Eliot Spitzer wants to return to politics, and if you are a resident of New York City, and you have the ability to vote. Mr. Spitzer would like you to vote for him for comptroller. In formally announcing his attempt at a return to the public arena on July 8, 2013, he needs to collect about 3,800 signatures in just three days to put him on the ballot. I wouldn’t bet against him having the required number way ahead of schedule. One question is – what are the ethical ramifications regarding his return to politics?
Michael Gormley of the Associated Press quoted Mr. Spitzer as saying to the New York Times on July 7, 2013: “I’m hopeful there will be forgiveness, I am asking for it.” According to Gormley, immediately after his announcement Spitzer spoke to CBS television. Mr. Spitzer said he had “sinned,” ”owned up to it” and hopes the public will judge him on his record in public service.
Who is Eliot Spitzer?

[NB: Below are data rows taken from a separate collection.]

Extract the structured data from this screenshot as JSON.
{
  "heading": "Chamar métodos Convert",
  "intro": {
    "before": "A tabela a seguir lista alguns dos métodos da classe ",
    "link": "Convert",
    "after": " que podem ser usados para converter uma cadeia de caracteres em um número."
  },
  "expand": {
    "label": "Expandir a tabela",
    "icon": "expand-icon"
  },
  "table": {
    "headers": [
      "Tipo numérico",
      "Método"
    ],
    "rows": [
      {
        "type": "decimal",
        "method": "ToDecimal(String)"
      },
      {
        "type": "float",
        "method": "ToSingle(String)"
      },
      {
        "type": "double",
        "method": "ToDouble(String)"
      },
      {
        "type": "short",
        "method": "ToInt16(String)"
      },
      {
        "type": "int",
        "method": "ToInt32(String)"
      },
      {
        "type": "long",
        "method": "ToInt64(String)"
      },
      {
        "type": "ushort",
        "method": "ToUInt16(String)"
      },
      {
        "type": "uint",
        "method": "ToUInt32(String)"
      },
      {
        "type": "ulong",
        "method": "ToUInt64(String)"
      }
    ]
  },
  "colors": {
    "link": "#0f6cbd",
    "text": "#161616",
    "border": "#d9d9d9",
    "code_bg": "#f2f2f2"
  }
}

At one time, he was New York State’s Attorney General and then in 2006, he became governor of New York State. He resigned from office in 2008 after word got out that in addition to being called governor, he was also known as “Client Number 9,” as a patron of a high-priced prostitution service.
In 2007, prior to the discovery that he frequented the “dating service,” Governor Spitzer was accused of using his influence to spy on rival politicians in a scandal that came to be known as “trooper gate.” Why then, is Eliot Spitzer being given the opportunity to try for a second chance?
He is well-known, that is true, and in politics, given the correct amount of scrubbing by publicists he could become a front runner pretty quickly. However, he was also an effective attorney general and he was not at all intimidated by going after corporations, white collar criminals and especially Wall Street types who were very well compensated. At that time, the market itself was in a free-fall. We blamed banks, insurance companies, CEO’s and the stock market regulators in general. We liked Eliot Spitzer in the role of bulldog. He was a man of means going after those of means; in a sense, he was a wealthy man of good standing up against wealthy who were not so good. One thing seemed true…Spitzer had a pension for pointing fingers at others which effectively kept other fingers from pointing at him.
Nevertheless, Eliot Spitzer had weaknesses and it they caused his downfall. The weaknesses spoke to his base instincts and in regard to “trooper gate,” they spoke to issues of perhaps paranoia.
The Abuse of Opportunity
I frequently talk of ethical lapses occurring when a number of factors are brought together; among these, when they are given the opportunity to make an ethical misstep. They take the opportunity because they feel that they are above the law.
It is difficult to imagine a more powerful position than to be governor of one of the most (if not the most) powerful state in the nation. Mr. Spitzer was a hard-charger; he was given his way because we always wanted him to get his “man.” But he was abrasive. Those who felt his wrath were given the opportunity (again that word) to deliver pay-back; they did.
He hurt his family and friends when he started to frequent prostitutes; he hurt his party and his reputation. However, I don’t think it was his sexual indiscretions that brought him down; it was his arrogance. He might have assumed that just because he could spy on others, that no one would dare spy on him. In a state as powerful as New York, there are so many favors owed and many favors “called-in.” When the wheels were set in motion, the entire system crashed down on him.
I cannot say why Mr. Spitzer chose to abuse his office and its opportunities; but I do know that eventually the consequences of un-ethical behavior will catch up and consume the perpetrator. I am very much for second chances, but –
I have read the articles and I have heard the sound-bites. I have heard the spin and the “bridging” to other issues. Here is what I am waiting to hear: “I am sorry. I failed your trust. I let you down.”
I am not a psychologist, but an observer of ethical behavior. I have heard apologies from CEO’s, middle managers, huge strapping athletes, the very rich and the very powerful. It starts with “I’m sorry.” It is what we learned as children. It is what we expect of the children in our lives. Surely an eloquent 54 year-old man is capable of uttering the same words.
Seems that it takes more than being “sorry” to earn a Second Chance. Of course, considering who I am and my background, I am a proponent of Second Chances. Yet, I know from personal experience that second chances take more than just being sorry. I was sorry soon after my embezzlement was discovered. That meant very little however to those whose trust I broke. Sorry is one thing and a change in behavior is quite another. So perhaps the question that the voters have to evaluate is – Has Spitzer Changed? What has happened to him that demonstrates a changed man…a man now worthy of trust. Am I his judge? Heavens no…all I am is a voice asking the question from a perspective that perhaps can cause those who will judge at the ballot box to probe deeply for their answer.
Your comments are welcome!